▸ **Task to complete**
The data that follows should be copied out exactly.

Records from a dataset
*****
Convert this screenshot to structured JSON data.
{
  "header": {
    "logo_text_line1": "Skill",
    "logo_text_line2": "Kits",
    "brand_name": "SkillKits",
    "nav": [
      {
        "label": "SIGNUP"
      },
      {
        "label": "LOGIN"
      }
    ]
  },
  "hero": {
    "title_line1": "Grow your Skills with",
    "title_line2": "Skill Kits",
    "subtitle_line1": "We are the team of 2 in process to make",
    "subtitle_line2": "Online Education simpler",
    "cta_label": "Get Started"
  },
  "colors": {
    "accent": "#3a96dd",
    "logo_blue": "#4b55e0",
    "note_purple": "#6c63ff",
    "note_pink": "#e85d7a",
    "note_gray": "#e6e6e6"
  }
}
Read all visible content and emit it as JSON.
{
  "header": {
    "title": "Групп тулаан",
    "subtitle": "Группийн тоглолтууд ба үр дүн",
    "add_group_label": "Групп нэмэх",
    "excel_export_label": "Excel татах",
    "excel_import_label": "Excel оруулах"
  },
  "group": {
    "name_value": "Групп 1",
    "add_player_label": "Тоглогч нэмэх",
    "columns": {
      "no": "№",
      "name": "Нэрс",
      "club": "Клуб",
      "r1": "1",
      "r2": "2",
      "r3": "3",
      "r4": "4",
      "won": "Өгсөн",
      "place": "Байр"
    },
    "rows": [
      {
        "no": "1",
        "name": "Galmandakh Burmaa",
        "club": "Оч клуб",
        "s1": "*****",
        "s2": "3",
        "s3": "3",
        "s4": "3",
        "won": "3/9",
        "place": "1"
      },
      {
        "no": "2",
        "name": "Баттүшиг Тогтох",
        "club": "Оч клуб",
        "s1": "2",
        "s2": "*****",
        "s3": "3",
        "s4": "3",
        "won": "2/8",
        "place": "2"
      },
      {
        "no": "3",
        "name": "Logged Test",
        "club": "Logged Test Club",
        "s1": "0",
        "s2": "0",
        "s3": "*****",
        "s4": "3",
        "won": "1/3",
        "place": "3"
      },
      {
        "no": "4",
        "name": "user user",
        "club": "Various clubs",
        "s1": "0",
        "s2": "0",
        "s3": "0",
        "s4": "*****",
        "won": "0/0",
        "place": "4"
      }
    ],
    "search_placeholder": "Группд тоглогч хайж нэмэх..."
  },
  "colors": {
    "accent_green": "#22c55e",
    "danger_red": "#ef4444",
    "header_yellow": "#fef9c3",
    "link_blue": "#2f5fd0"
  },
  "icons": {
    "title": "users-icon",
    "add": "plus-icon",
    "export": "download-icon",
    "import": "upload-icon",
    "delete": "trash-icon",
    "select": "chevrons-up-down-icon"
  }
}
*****
▸ **Solution to this problem**
Convert this screenshot to structured JSON data.
{
  "header": {
    "logo_text_line1": "Skill",
    "logo_text_line2": "Kits",
    "brand_name": "SkillKits",
    "nav": [
      {
        "label": "SIGNUP"
      },
      {
        "label": "LOGIN"
      }
    ]
  },
  "hero": {
    "title_line1": "Grow your Skills with",
    "title_line2": "Skill Kits",
    "subtitle_line1": "We are the team of 2 in process to make",
    "subtitle_line2": "Online Education simpler",
    "cta_label": "Get Started"
  },
  "colors": {
    "accent": "#3a96dd",
    "logo_blue": "#4b55e0",
    "note_purple": "#6c63ff",
    "note_pink": "#e85d7a",
    "note_gray": "#e6e6e6"
  }
}
Read all visible content and emit it as JSON.
{
  "header": {
    "title": "Групп тулаан",
    "subtitle": "Группийн тоглолтууд ба үр дүн",
    "add_group_label": "Групп нэмэх",
    "excel_export_label": "Excel татах",
    "excel_import_label": "Excel оруулах"
  },
  "group": {
    "name_value": "Групп 1",
    "add_player_label": "Тоглогч нэмэх",
    "columns": {
      "no": "№",
      "name": "Нэрс",
      "club": "Клуб",
      "r1": "1",
      "r2": "2",
      "r3": "3",
      "r4": "4",
      "won": "Өгсөн",
      "place": "Байр"
    },
    "rows": [
      {
        "no": "1",
        "name": "Galmandakh Burmaa",
        "club": "Оч клуб",
        "s1": "*****",
        "s2": "3",
        "s3": "3",
        "s4": "3",
        "won": "3/9",
        "place": "1"
      },
      {
        "no": "2",
        "name": "Баттүшиг Тогтох",
        "club": "Оч клуб",
        "s1": "2",
        "s2": "*****",
        "s3": "3",
        "s4": "3",
        "won": "2/8",
        "place": "2"
      },
      {
        "no": "3",
        "name": "Logged Test",
        "club": "Logged Test Club",
        "s1": "0",
        "s2": "0",
        "s3": "*****",
        "s4": "3",
        "won": "1/3",
        "place": "3"
      },
      {
        "no": "4",
        "name": "user user",
        "club": "Various clubs",
        "s1": "0",
        "s2": "0",
        "s3": "0",
        "s4": "*****",
        "won": "0/0",
        "place": "4"
      }
    ],
    "search_placeholder": "Группд тоглогч хайж нэмэх..."
  },
  "colors": {
    "accent_green": "#22c55e",
    "danger_red": "#ef4444",
    "header_yellow": "#fef9c3",
    "link_blue": "#2f5fd0"
  },
  "icons": {
    "title": "users-icon",
    "add": "plus-icon",
    "export": "download-icon",
    "import": "upload-icon",
    "delete": "trash-icon",
    "select": "chevrons-up-down-icon"
  }
}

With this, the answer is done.